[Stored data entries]

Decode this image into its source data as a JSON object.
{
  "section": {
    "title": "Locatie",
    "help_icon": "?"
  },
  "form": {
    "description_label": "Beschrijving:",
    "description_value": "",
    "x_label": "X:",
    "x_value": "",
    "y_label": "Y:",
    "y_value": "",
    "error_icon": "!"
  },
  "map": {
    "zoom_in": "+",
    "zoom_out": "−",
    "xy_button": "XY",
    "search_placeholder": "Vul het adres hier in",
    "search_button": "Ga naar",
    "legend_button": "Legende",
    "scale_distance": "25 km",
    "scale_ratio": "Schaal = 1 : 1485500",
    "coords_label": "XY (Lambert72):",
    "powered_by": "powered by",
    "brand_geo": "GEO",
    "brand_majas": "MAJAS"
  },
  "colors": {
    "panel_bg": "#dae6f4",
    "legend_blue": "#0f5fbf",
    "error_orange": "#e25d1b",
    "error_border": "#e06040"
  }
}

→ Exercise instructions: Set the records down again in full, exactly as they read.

→ Result of the task:
Decode this image into its source data as a JSON object.
{
  "section": {
    "title": "Locatie",
    "help_icon": "?"
  },
  "form": {
    "description_label": "Beschrijving:",
    "description_value": "",
    "x_label": "X:",
    "x_value": "",
    "y_label": "Y:",
    "y_value": "",
    "error_icon": "!"
  },
  "map": {
    "zoom_in": "+",
    "zoom_out": "−",
    "xy_button": "XY",
    "search_placeholder": "Vul het adres hier in",
    "search_button": "Ga naar",
    "legend_button": "Legende",
    "scale_distance": "25 km",
    "scale_ratio": "Schaal = 1 : 1485500",
    "coords_label": "XY (Lambert72):",
    "powered_by": "powered by",
    "brand_geo": "GEO",
    "brand_majas": "MAJAS"
  },
  "colors": {
    "panel_bg": "#dae6f4",
    "legend_blue": "#0f5fbf",
    "error_orange": "#e25d1b",
    "error_border": "#e06040"
  }
}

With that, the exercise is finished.